What the exercise asks => Line by line, check the data for the string "Healthy" and state how many lines have it, nothing more.

+++ Listed entries

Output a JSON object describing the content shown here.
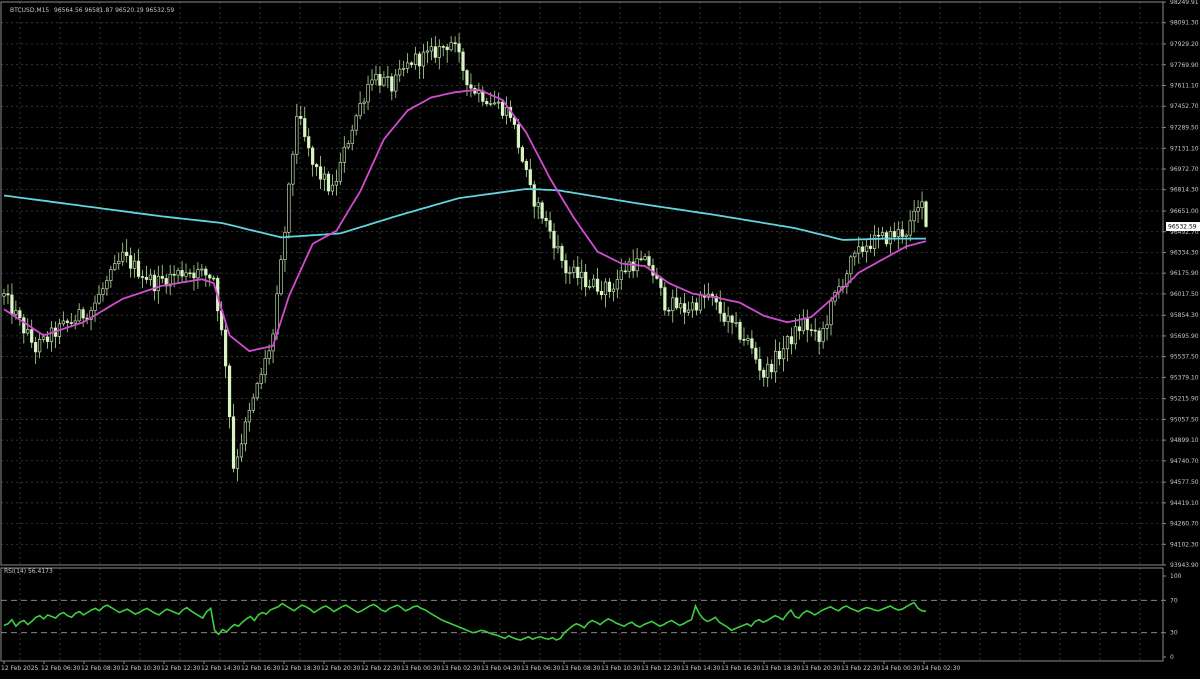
{
  "header": {
    "symbol": "BTCUSD,M15",
    "ohlc": "96564.56 96581.87 96520.19 96532.59"
  },
  "rsi_panel": {
    "label": "RSI(14) 56.4173"
  },
  "colors": {
    "background": "#000000",
    "candle": "#d9f5c4",
    "wick": "#b5e09a",
    "ma_fast": "#d24bd2",
    "ma_slow": "#63d3de",
    "rsi_line": "#3ecf3e",
    "price_tag_bg": "#ffffff",
    "price_tag_text": "#000000"
  },
  "chart_data": [
    {
      "type": "candlestick",
      "title": "",
      "ylim": [
        93943.9,
        98249.9
      ],
      "y_ticks": [
        "98249.91",
        "98091.30",
        "97929.20",
        "97769.90",
        "97611.10",
        "97452.70",
        "97289.50",
        "97131.10",
        "96972.70",
        "96814.30",
        "96651.00",
        "96492.70",
        "96334.30",
        "96175.90",
        "96017.50",
        "95854.30",
        "95695.90",
        "95537.50",
        "95379.10",
        "95215.90",
        "95057.50",
        "94899.10",
        "94740.70",
        "94577.50",
        "94419.10",
        "94260.70",
        "94102.30",
        "93943.90"
      ],
      "y_tick_values": [
        98249.9,
        98091.3,
        97929.2,
        97769.9,
        97611.1,
        97452.7,
        97289.5,
        97131.1,
        96972.7,
        96814.3,
        96651.0,
        96492.7,
        96334.3,
        96175.9,
        96017.5,
        95854.3,
        95695.9,
        95537.5,
        95379.1,
        95215.9,
        95057.5,
        94899.1,
        94740.7,
        94577.5,
        94419.1,
        94260.7,
        94102.3,
        93943.9
      ],
      "x_ticks": [
        "12 Feb 2025",
        "12 Feb 06:30",
        "12 Feb 08:30",
        "12 Feb 10:30",
        "12 Feb 12:30",
        "12 Feb 14:30",
        "12 Feb 16:30",
        "12 Feb 18:30",
        "12 Feb 20:30",
        "12 Feb 22:30",
        "13 Feb 00:30",
        "13 Feb 02:30",
        "13 Feb 04:30",
        "13 Feb 06:30",
        "13 Feb 08:30",
        "13 Feb 10:30",
        "13 Feb 12:30",
        "13 Feb 14:30",
        "13 Feb 16:30",
        "13 Feb 18:30",
        "13 Feb 20:30",
        "13 Feb 22:30",
        "14 Feb 00:30",
        "14 Feb 02:30"
      ],
      "last_price": "96532.59",
      "last_price_value": 96532.59,
      "close_anchors": [
        [
          0,
          96000
        ],
        [
          8,
          95600
        ],
        [
          14,
          95750
        ],
        [
          22,
          95900
        ],
        [
          30,
          96300
        ],
        [
          38,
          96100
        ],
        [
          46,
          96200
        ],
        [
          53,
          96150
        ],
        [
          56,
          95500
        ],
        [
          58,
          94700
        ],
        [
          62,
          95100
        ],
        [
          68,
          95700
        ],
        [
          71,
          96500
        ],
        [
          74,
          97400
        ],
        [
          78,
          97000
        ],
        [
          83,
          96800
        ],
        [
          88,
          97300
        ],
        [
          93,
          97700
        ],
        [
          98,
          97600
        ],
        [
          103,
          97800
        ],
        [
          108,
          97850
        ],
        [
          113,
          97950
        ],
        [
          118,
          97600
        ],
        [
          123,
          97500
        ],
        [
          128,
          97400
        ],
        [
          133,
          96800
        ],
        [
          138,
          96500
        ],
        [
          142,
          96200
        ],
        [
          148,
          96100
        ],
        [
          153,
          96050
        ],
        [
          158,
          96250
        ],
        [
          163,
          96250
        ],
        [
          167,
          95950
        ],
        [
          172,
          95900
        ],
        [
          178,
          96000
        ],
        [
          183,
          95800
        ],
        [
          188,
          95650
        ],
        [
          192,
          95400
        ],
        [
          197,
          95600
        ],
        [
          202,
          95800
        ],
        [
          206,
          95650
        ],
        [
          210,
          96000
        ],
        [
          214,
          96250
        ],
        [
          218,
          96400
        ],
        [
          223,
          96450
        ],
        [
          228,
          96500
        ],
        [
          232,
          96700
        ],
        [
          233,
          96532.59
        ]
      ],
      "ma_fast_anchors": [
        [
          0,
          95900
        ],
        [
          10,
          95700
        ],
        [
          20,
          95800
        ],
        [
          30,
          95980
        ],
        [
          40,
          96080
        ],
        [
          50,
          96130
        ],
        [
          53,
          96100
        ],
        [
          57,
          95700
        ],
        [
          62,
          95580
        ],
        [
          68,
          95620
        ],
        [
          72,
          96000
        ],
        [
          78,
          96400
        ],
        [
          84,
          96500
        ],
        [
          90,
          96800
        ],
        [
          96,
          97200
        ],
        [
          102,
          97420
        ],
        [
          108,
          97520
        ],
        [
          114,
          97560
        ],
        [
          120,
          97580
        ],
        [
          126,
          97500
        ],
        [
          132,
          97250
        ],
        [
          138,
          96900
        ],
        [
          144,
          96600
        ],
        [
          150,
          96340
        ],
        [
          156,
          96250
        ],
        [
          162,
          96230
        ],
        [
          168,
          96100
        ],
        [
          174,
          96020
        ],
        [
          180,
          95990
        ],
        [
          186,
          95950
        ],
        [
          192,
          95850
        ],
        [
          198,
          95800
        ],
        [
          204,
          95840
        ],
        [
          210,
          96000
        ],
        [
          216,
          96180
        ],
        [
          222,
          96280
        ],
        [
          228,
          96380
        ],
        [
          233,
          96420
        ]
      ],
      "ma_slow_anchors": [
        [
          0,
          96770
        ],
        [
          20,
          96690
        ],
        [
          40,
          96610
        ],
        [
          55,
          96560
        ],
        [
          70,
          96450
        ],
        [
          85,
          96480
        ],
        [
          100,
          96620
        ],
        [
          115,
          96750
        ],
        [
          132,
          96820
        ],
        [
          140,
          96810
        ],
        [
          160,
          96710
        ],
        [
          180,
          96620
        ],
        [
          200,
          96520
        ],
        [
          212,
          96430
        ],
        [
          222,
          96440
        ],
        [
          233,
          96440
        ]
      ]
    },
    {
      "type": "line",
      "title": "",
      "ylim": [
        0,
        100
      ],
      "y_ticks": [
        "100",
        "70",
        "30",
        "0"
      ],
      "y_tick_values": [
        100,
        70,
        30,
        0
      ],
      "levels": [
        70,
        30
      ],
      "series": [
        {
          "values": [
            39,
            41,
            46,
            38,
            43,
            45,
            40,
            44,
            49,
            51,
            47,
            52,
            50,
            48,
            53,
            55,
            51,
            49,
            54,
            56,
            52,
            55,
            58,
            60,
            57,
            62,
            64,
            61,
            58,
            55,
            57,
            59,
            56,
            53,
            55,
            58,
            60,
            57,
            54,
            52,
            56,
            59,
            57,
            55,
            53,
            58,
            61,
            57,
            54,
            51,
            48,
            56,
            60,
            33,
            28,
            34,
            31,
            36,
            40,
            38,
            43,
            47,
            50,
            45,
            52,
            55,
            53,
            58,
            60,
            62,
            66,
            63,
            60,
            57,
            61,
            64,
            62,
            59,
            55,
            58,
            61,
            63,
            60,
            56,
            59,
            62,
            64,
            61,
            58,
            55,
            57,
            60,
            63,
            65,
            62,
            58,
            56,
            60,
            62,
            64,
            61,
            57,
            59,
            62,
            63,
            60,
            58,
            55,
            52,
            49,
            46,
            44,
            42,
            40,
            38,
            36,
            34,
            32,
            30,
            31,
            33,
            32,
            30,
            28,
            27,
            25,
            23,
            26,
            24,
            22,
            21,
            23,
            25,
            22,
            24,
            25,
            23,
            22,
            24,
            21,
            23,
            30,
            34,
            38,
            41,
            39,
            36,
            42,
            45,
            43,
            40,
            44,
            47,
            45,
            42,
            40,
            38,
            41,
            43,
            39,
            37,
            40,
            42,
            44,
            41,
            38,
            40,
            43,
            45,
            42,
            39,
            41,
            44,
            46,
            63,
            53,
            47,
            44,
            46,
            49,
            43,
            40,
            37,
            33,
            35,
            37,
            39,
            41,
            38,
            44,
            46,
            43,
            45,
            48,
            51,
            49,
            46,
            53,
            58,
            50,
            48,
            54,
            57,
            55,
            52,
            55,
            58,
            60,
            62,
            59,
            57,
            61,
            63,
            60,
            58,
            56,
            59,
            61,
            60,
            58,
            57,
            59,
            61,
            63,
            60,
            58,
            59,
            62,
            65,
            67,
            60,
            57,
            56.4
          ]
        }
      ]
    }
  ]
}
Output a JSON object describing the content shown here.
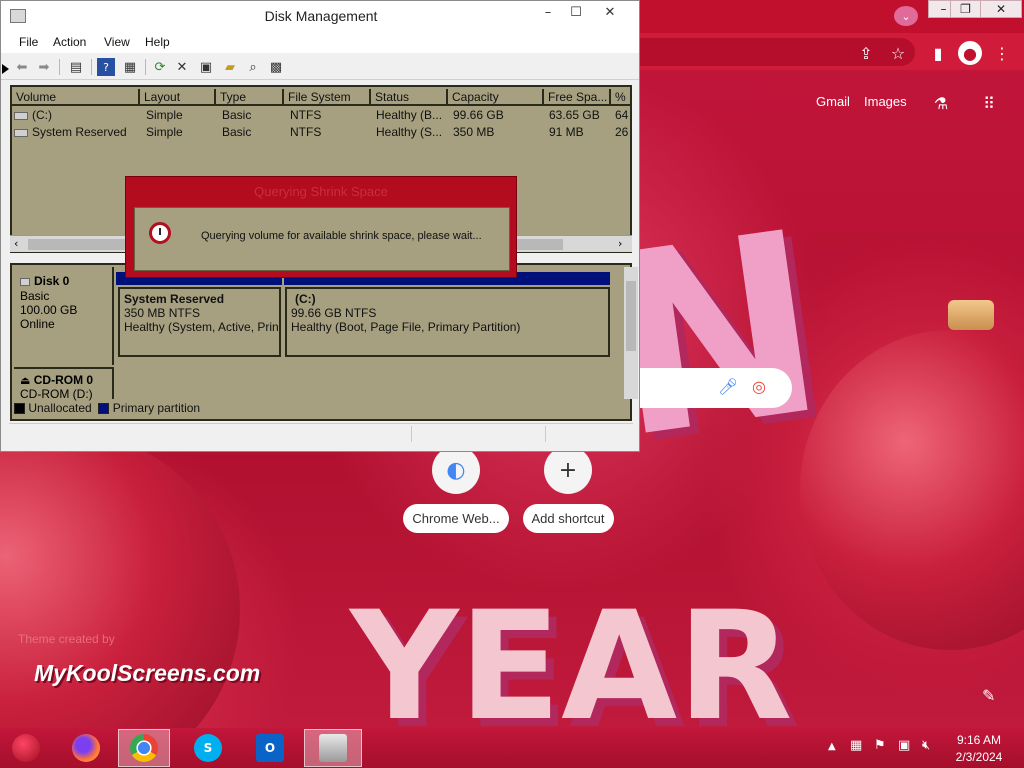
{
  "disk_management": {
    "title": "Disk Management",
    "menu": [
      "File",
      "Action",
      "View",
      "Help"
    ],
    "columns": [
      "Volume",
      "Layout",
      "Type",
      "File System",
      "Status",
      "Capacity",
      "Free Spa...",
      "% F"
    ],
    "volumes": [
      {
        "volume": "(C:)",
        "layout": "Simple",
        "type": "Basic",
        "fs": "NTFS",
        "status": "Healthy (B...",
        "capacity": "99.66 GB",
        "free": "63.65 GB",
        "pct": "64"
      },
      {
        "volume": "System Reserved",
        "layout": "Simple",
        "type": "Basic",
        "fs": "NTFS",
        "status": "Healthy (S...",
        "capacity": "350 MB",
        "free": "91 MB",
        "pct": "26"
      }
    ],
    "disk0": {
      "name": "Disk 0",
      "type": "Basic",
      "size": "100.00 GB",
      "state": "Online",
      "partitions": [
        {
          "name": "System Reserved",
          "size": "350 MB NTFS",
          "status": "Healthy (System, Active, Prin"
        },
        {
          "name": "(C:)",
          "size": "99.66 GB NTFS",
          "status": "Healthy (Boot, Page File, Primary Partition)"
        }
      ]
    },
    "cdrom": {
      "name": "CD-ROM 0",
      "drive": "CD-ROM (D:)"
    },
    "legend": [
      {
        "label": "Unallocated",
        "color": "#000000"
      },
      {
        "label": "Primary partition",
        "color": "#00107a"
      }
    ],
    "dialog": {
      "title": "Querying Shrink Space",
      "message": "Querying volume for available shrink space, please wait..."
    }
  },
  "chrome": {
    "links": [
      "Gmail",
      "Images"
    ],
    "shortcuts": [
      {
        "label": "Chrome Web...",
        "icon": "chrome-web-store-icon"
      },
      {
        "label": "Add shortcut",
        "icon": "plus-icon"
      }
    ]
  },
  "wallpaper": {
    "credit": "Theme created by",
    "brand": "MyKoolScreens.com",
    "letters": [
      "N",
      "YEAR"
    ]
  },
  "taskbar": {
    "apps": [
      "start-ornament",
      "firefox",
      "chrome",
      "skype",
      "outlook",
      "disk-management"
    ],
    "time": "9:16 AM",
    "date": "2/3/2024"
  }
}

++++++

Answer area => 4